Almost 80 years ago, Britain declared war on Hitler’s Nazi Germany.
It was at 11.15am on September 3, 1939 that prime minister Neville Chamberlain admitted to the nation in a sombre radio broadcast that his “long struggle to win peace” had failed.
Hours later, France issued its own ultimatum to Germany, setting in train the Second World War.
It was a conflict which lasted nearly six years and cost around 50 million lives.
Chamberlain, whose announcement came two days after Hitler’s forces invaded Poland, made his famous radio address from the Cabinet room in 10 Downing Street.
He said: “This morning the British ambassador in Berlin handed the German government a final note stating that, unless we heard from them by 11 o’clock that they were prepared at once to withdraw their troops from Poland, a state of war would exist between us.
“I have to tell you now that no such undertaking has been received, and that consequently this country is at war with Germany.
“You can imagine what a bitter blow it is to me that all my long struggle to win peace has failed.
“Yet I cannot believe that there is anything more or anything different that I could have done, and that would have been more successful.”
He concluded his broadcast: “Now may God bless you all and may He defend the right.
“For it is evil things that we shall be fighting against – brute force, bad faith, injustice, oppression, and persecution. And against them I am certain that the right will prevail.”
A year earlier, Chamberlain had returned to London from talks in Munich clutching an agreement signed by Hitler that he said meant “peace for our time”.
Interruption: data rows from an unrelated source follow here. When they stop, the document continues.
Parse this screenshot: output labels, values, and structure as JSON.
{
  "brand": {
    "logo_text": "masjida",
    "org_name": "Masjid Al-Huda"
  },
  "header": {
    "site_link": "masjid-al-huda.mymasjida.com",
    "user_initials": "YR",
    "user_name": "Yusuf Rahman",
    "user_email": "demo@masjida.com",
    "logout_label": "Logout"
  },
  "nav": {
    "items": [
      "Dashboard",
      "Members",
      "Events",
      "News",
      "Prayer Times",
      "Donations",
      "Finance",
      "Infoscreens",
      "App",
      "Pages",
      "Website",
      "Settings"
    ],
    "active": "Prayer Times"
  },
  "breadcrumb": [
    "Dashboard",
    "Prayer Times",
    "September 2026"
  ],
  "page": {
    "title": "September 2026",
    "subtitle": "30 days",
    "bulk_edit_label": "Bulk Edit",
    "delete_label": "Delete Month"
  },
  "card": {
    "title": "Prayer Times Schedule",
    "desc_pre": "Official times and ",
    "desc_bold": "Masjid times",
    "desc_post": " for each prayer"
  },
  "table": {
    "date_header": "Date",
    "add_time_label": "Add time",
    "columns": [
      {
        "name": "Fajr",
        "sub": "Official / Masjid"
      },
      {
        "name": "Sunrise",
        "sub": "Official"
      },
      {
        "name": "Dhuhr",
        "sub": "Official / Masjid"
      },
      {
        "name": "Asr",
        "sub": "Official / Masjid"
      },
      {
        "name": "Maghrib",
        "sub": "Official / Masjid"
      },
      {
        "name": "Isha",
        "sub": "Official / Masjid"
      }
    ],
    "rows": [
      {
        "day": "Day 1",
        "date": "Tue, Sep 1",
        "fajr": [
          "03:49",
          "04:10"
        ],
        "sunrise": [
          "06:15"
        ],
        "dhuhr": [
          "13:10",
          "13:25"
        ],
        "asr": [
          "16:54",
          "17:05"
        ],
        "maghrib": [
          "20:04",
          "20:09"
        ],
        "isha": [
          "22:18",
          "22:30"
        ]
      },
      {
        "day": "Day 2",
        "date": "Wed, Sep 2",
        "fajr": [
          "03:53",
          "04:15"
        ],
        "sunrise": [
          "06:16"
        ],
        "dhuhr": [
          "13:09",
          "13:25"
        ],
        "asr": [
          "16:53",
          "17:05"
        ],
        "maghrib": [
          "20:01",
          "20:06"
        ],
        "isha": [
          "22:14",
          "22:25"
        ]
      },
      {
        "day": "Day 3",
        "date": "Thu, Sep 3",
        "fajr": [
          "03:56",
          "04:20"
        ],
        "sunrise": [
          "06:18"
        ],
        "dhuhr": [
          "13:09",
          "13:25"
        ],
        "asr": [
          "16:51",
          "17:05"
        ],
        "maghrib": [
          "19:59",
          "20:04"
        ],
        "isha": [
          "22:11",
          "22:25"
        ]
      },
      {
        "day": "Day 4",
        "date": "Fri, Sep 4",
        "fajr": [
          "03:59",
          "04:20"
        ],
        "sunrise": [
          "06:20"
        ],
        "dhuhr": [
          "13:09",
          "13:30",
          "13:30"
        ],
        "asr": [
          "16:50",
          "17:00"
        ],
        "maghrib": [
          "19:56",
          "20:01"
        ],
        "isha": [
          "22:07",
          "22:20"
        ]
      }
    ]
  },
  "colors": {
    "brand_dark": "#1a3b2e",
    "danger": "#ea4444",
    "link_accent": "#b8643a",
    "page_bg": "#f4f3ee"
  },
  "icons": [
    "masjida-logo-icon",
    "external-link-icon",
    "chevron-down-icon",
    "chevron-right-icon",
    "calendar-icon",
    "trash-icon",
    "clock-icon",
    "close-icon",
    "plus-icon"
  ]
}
But the German leader continued his aggression in Europe, culminating in the invasion of Poland.
Ray Smith, from Northampton, said he was 14 or 15 when Chamberlain made the declaration.
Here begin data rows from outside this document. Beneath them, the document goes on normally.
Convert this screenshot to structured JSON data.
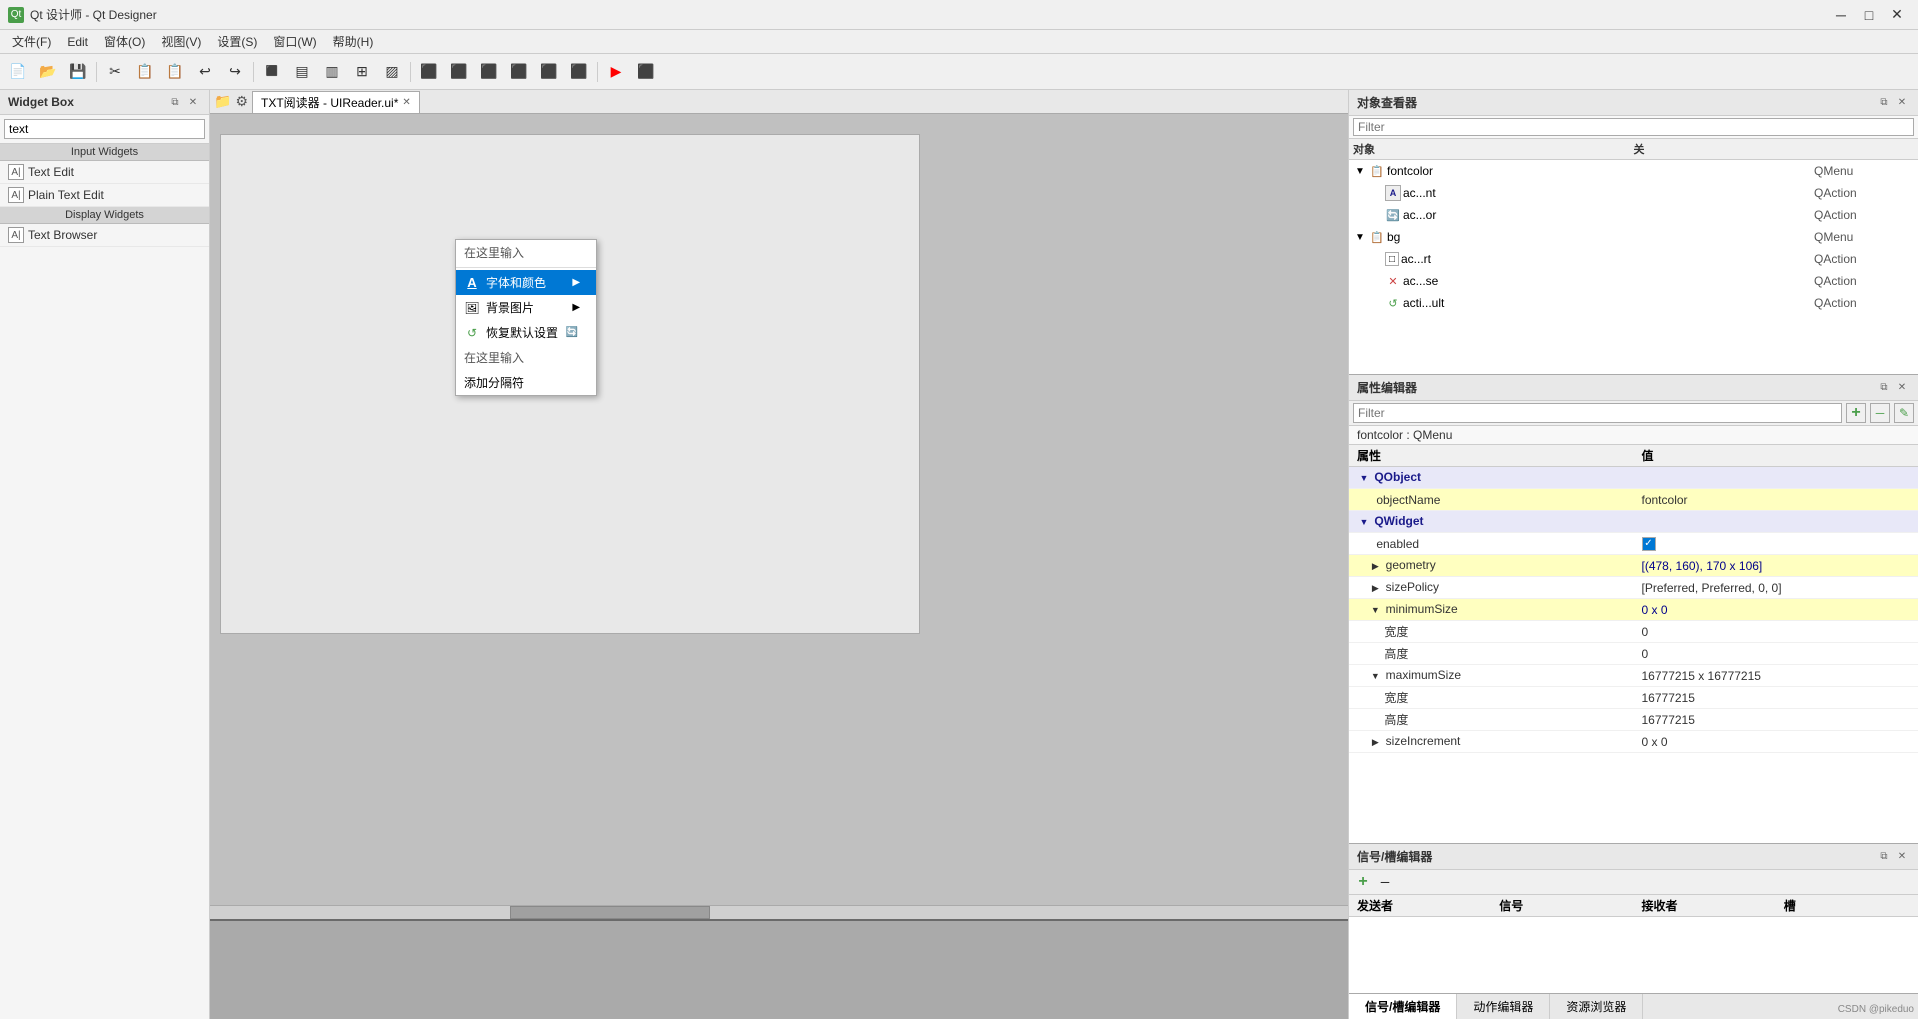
{
  "titleBar": {
    "icon": "Qt",
    "title": "Qt 设计师 - Qt Designer",
    "minimizeLabel": "─",
    "maximizeLabel": "□",
    "closeLabel": "✕"
  },
  "menuBar": {
    "items": [
      {
        "label": "文件(F)"
      },
      {
        "label": "Edit"
      },
      {
        "label": "窗体(O)"
      },
      {
        "label": "视图(V)"
      },
      {
        "label": "设置(S)"
      },
      {
        "label": "窗口(W)"
      },
      {
        "label": "帮助(H)"
      }
    ]
  },
  "toolbar": {
    "buttons": [
      "📄",
      "📂",
      "💾",
      "",
      "✂",
      "📋",
      "📋",
      "↩",
      "↪",
      "",
      "🔲",
      "🔲",
      "🔲",
      "🔲",
      "",
      "▤",
      "▤",
      "▤",
      "▤",
      "▤",
      "▤",
      "",
      "🔴",
      "🔲"
    ]
  },
  "widgetBox": {
    "title": "Widget Box",
    "searchPlaceholder": "text",
    "categories": [
      {
        "name": "Input Widgets",
        "items": [
          {
            "label": "Text Edit",
            "icon": "A|"
          },
          {
            "label": "Plain Text Edit",
            "icon": "A|"
          },
          {
            "label": "Text Browser",
            "icon": "A|"
          }
        ]
      },
      {
        "name": "Display Widgets",
        "items": []
      }
    ]
  },
  "centerTab": {
    "label": "TXT阅读器 - UIReader.ui*",
    "toolbarIcons": [
      "📁",
      "⚙"
    ]
  },
  "contextMenu": {
    "headerLabel": "在这里输入",
    "items": [
      {
        "label": "字体和颜色",
        "icon": "A",
        "hasSubmenu": true,
        "highlighted": true
      },
      {
        "label": "背景图片",
        "icon": "🖼",
        "hasSubmenu": true
      },
      {
        "label": "恢复默认设置",
        "icon": "↺",
        "extraIcon": "🔄"
      },
      {
        "label": "在这里输入",
        "isInput": true
      },
      {
        "label": "添加分隔符"
      }
    ]
  },
  "objectInspector": {
    "title": "对象查看器",
    "filterPlaceholder": "Filter",
    "colHeaders": [
      "对象",
      "关"
    ],
    "rows": [
      {
        "indent": 0,
        "expand": "▼",
        "icon": "📋",
        "name": "fontcolor",
        "type": "QMenu",
        "isExpandable": true
      },
      {
        "indent": 1,
        "expand": "",
        "icon": "⚡",
        "name": "ac...nt",
        "type": "QAction",
        "typeIcon": "A"
      },
      {
        "indent": 1,
        "expand": "",
        "icon": "⚡",
        "name": "ac...or",
        "type": "QAction",
        "typeIcon": "🔄"
      },
      {
        "indent": 0,
        "expand": "▼",
        "icon": "📋",
        "name": "bg",
        "type": "QMenu",
        "isExpandable": true
      },
      {
        "indent": 1,
        "expand": "",
        "icon": "⚡",
        "name": "ac...rt",
        "type": "QAction",
        "typeIcon": "□"
      },
      {
        "indent": 1,
        "expand": "",
        "icon": "⚡",
        "name": "ac...se",
        "type": "QAction",
        "typeIcon": "✕"
      },
      {
        "indent": 1,
        "expand": "",
        "icon": "⚡",
        "name": "acti...ult",
        "type": "QAction",
        "typeIcon": "↺"
      }
    ]
  },
  "propertyEditor": {
    "title": "属性编辑器",
    "filterPlaceholder": "Filter",
    "contextLabel": "fontcolor : QMenu",
    "colHeaders": [
      "属性",
      "值"
    ],
    "sections": [
      {
        "category": "QObject",
        "rows": [
          {
            "name": "objectName",
            "value": "fontcolor",
            "indent": 1,
            "isYellow": true
          }
        ]
      },
      {
        "category": "QWidget",
        "rows": [
          {
            "name": "enabled",
            "value": "☑",
            "indent": 1,
            "isCheckbox": true,
            "checked": true
          },
          {
            "name": "geometry",
            "value": "[(478, 160), 170 x 106]",
            "indent": 1,
            "isYellow": true,
            "hasExpand": true
          },
          {
            "name": "sizePolicy",
            "value": "[Preferred, Preferred, 0, 0]",
            "indent": 1,
            "hasExpand": true
          },
          {
            "name": "minimumSize",
            "value": "0 x 0",
            "indent": 1,
            "hasExpand": true,
            "isYellow": true
          },
          {
            "name": "宽度",
            "value": "0",
            "indent": 2
          },
          {
            "name": "高度",
            "value": "0",
            "indent": 2
          },
          {
            "name": "maximumSize",
            "value": "16777215 x 16777215",
            "indent": 1,
            "hasExpand": true
          },
          {
            "name": "宽度",
            "value": "16777215",
            "indent": 2
          },
          {
            "name": "高度",
            "value": "16777215",
            "indent": 2
          },
          {
            "name": "sizeIncrement",
            "value": "0 x 0",
            "indent": 1,
            "hasExpand": true
          }
        ]
      }
    ]
  },
  "signalEditor": {
    "title": "信号/槽编辑器",
    "addIcon": "+",
    "removeIcon": "─",
    "colHeaders": [
      "发送者",
      "信号",
      "接收者",
      "槽"
    ],
    "rows": []
  },
  "bottomTabs": [
    {
      "label": "信号/槽编辑器",
      "active": true
    },
    {
      "label": "动作编辑器"
    },
    {
      "label": "资源浏览器"
    }
  ],
  "bottomRightLabel": "CSDN @pikeduo"
}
The 94-year-old told the PA News Agency the gravitas of it all did not sink in, adding: “I don’t suppose at that age you realise quite what it was.”
Joining the Royal Navy at 17, a year later he took part in D-Day – serving on board HMS Middleton, the ship which supported troops landing on Sword beach.
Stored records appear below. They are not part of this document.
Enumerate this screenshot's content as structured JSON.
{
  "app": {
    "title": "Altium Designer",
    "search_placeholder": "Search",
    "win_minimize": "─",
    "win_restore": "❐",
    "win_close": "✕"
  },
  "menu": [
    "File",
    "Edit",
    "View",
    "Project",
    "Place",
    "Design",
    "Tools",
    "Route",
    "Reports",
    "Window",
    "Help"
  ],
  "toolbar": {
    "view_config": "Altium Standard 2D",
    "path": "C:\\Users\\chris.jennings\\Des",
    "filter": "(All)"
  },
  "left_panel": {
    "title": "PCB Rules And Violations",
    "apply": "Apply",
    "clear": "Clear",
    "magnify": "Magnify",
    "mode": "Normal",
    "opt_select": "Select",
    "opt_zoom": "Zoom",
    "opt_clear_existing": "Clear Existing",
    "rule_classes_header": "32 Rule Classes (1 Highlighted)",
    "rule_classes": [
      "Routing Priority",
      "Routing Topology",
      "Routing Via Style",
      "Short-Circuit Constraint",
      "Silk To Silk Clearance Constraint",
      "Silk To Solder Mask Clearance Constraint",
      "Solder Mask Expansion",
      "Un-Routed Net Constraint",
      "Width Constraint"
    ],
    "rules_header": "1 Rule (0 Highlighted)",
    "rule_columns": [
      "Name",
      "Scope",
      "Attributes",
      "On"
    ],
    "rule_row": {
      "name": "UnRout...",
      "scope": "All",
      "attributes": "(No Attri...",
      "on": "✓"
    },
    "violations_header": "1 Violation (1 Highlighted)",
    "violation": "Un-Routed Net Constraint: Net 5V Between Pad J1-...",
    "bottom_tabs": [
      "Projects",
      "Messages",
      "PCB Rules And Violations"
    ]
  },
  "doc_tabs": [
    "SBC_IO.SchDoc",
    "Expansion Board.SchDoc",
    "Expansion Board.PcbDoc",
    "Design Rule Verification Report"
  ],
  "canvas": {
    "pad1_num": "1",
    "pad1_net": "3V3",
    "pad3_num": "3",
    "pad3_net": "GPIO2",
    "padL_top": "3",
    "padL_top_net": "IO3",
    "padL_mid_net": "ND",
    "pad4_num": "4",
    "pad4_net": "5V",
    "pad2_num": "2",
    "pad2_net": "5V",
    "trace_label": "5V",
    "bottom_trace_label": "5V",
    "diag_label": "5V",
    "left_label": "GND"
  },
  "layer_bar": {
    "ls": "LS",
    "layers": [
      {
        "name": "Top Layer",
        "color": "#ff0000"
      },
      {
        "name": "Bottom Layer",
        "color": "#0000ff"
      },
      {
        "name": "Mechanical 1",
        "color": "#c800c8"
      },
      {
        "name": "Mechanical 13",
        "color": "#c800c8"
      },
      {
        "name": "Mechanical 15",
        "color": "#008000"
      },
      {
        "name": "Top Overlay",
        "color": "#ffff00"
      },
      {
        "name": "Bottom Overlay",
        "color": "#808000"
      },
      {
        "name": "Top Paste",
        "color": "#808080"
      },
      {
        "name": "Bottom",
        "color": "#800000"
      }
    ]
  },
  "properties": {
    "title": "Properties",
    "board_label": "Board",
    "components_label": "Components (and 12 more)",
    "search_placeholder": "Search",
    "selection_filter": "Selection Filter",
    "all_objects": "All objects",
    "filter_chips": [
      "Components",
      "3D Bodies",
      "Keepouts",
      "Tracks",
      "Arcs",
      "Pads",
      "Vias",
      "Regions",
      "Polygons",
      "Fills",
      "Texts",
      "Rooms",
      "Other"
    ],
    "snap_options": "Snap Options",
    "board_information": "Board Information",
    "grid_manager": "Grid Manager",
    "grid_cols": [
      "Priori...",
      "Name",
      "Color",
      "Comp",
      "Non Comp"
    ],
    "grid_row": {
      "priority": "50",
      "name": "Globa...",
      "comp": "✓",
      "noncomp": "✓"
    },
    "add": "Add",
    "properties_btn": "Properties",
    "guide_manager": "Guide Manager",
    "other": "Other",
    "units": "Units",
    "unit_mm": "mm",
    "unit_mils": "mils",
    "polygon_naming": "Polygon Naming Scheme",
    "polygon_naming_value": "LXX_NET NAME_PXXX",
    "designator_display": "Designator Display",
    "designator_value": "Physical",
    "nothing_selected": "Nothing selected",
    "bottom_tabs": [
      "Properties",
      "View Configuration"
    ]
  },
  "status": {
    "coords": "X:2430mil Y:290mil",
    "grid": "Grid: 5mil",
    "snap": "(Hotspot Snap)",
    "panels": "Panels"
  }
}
With no time to be worried or scared, he said that even though it was the summer it was “really rough weather”, with equipment and tanks initially being dropped too far out.
“When the ramps went down and they (the troops) jumped in, they just vanished with all of the gear on,” he said.
Describing the waters of Normandy, Mr Smith said there were “bodies floating everywhere”.
When asked what advice he has for future generations, the father-of-two and grandfather-of-three said: “I just hope it never comes to a war like that.”
There are no official major UK events planned to commemorate the 80th anniversary of Britain’s declaration of war, after which the country went on to suffer an estimated 400,000 military and civilian casualties.
But Foreign Secretary Dominic Raab will join more than 40 world leaders at commemorations in Warsaw on Sunday.
Defence Secretary Ben Wallace said eight decades ago, Britain went to war to “defend our values and our allies from the Nazis”.
He added: “Even though nearly every family in the UK still possessed the memories and hurt of the First World War, they were prepared again to make the ultimate sacrifice.
“The incredible courage of that generation who fought for our freedom must never be forgotten.
“This year the nation showed its gratitude to those who served on D-Day, a vital victory which brought peace within reach.
“Next year we will celebrate that peace with VE-Day and VJ-Day commemorations, once more paying tribute to the strength, skill and sacrifice of this special generation.
“Each day, sadly fewer of them are with us, but our dedication to remembering their legacy grows.”